## WHAT NEEDS TO BE DONE
Go through the data and copy each line where the word "card" shows up.

App and web page records:
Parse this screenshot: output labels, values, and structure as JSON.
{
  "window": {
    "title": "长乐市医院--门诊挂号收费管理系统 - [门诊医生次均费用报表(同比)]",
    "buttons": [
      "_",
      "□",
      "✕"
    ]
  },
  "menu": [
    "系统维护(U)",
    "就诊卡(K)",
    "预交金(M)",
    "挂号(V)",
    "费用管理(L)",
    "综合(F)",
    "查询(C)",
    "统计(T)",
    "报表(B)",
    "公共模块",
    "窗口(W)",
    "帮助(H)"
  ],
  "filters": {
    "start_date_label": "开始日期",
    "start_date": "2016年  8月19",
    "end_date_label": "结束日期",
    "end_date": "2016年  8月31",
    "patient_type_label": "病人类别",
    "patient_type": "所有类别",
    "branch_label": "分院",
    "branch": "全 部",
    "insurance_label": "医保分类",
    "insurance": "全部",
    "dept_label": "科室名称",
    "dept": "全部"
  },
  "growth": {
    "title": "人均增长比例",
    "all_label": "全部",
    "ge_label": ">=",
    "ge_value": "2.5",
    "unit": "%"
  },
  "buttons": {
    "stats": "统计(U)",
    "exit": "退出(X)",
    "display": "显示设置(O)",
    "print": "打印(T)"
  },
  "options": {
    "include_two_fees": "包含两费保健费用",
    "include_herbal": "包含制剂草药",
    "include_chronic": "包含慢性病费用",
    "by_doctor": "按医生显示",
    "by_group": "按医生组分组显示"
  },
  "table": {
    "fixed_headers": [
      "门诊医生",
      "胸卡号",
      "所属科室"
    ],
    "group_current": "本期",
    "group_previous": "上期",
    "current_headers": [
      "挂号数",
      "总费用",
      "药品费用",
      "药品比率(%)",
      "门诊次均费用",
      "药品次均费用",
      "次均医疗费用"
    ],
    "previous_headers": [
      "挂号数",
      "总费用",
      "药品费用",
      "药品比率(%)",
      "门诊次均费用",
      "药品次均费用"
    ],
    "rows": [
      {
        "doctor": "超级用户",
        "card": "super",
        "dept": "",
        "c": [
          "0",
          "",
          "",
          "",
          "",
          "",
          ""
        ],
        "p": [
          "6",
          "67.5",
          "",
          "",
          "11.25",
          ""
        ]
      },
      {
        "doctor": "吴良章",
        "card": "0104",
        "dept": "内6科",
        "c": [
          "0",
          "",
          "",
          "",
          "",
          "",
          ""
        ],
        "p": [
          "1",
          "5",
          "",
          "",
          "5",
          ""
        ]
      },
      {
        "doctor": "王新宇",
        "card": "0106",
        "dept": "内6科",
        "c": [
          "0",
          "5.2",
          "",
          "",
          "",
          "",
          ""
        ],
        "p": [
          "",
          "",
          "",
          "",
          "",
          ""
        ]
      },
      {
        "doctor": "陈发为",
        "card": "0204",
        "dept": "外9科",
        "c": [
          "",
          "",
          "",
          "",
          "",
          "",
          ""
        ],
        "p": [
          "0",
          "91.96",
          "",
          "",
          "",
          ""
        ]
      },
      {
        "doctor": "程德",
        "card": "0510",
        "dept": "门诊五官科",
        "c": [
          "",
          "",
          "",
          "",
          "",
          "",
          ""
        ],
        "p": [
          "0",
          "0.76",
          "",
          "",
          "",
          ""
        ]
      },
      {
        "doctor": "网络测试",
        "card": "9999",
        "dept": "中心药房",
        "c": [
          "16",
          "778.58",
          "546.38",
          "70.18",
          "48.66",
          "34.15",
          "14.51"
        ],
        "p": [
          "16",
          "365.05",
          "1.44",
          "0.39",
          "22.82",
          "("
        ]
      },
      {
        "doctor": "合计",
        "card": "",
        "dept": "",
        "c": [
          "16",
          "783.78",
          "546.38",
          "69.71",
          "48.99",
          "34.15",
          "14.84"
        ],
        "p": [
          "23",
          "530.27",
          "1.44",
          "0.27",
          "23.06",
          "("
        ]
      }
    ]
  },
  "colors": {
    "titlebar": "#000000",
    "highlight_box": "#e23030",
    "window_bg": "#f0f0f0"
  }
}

## RESPONSE TO THIS TASK
        "card": "super",
        "card": "0104",
        "card": "0106",
        "card": "0204",
        "card": "0510",
        "card": "9999",
        "card": "",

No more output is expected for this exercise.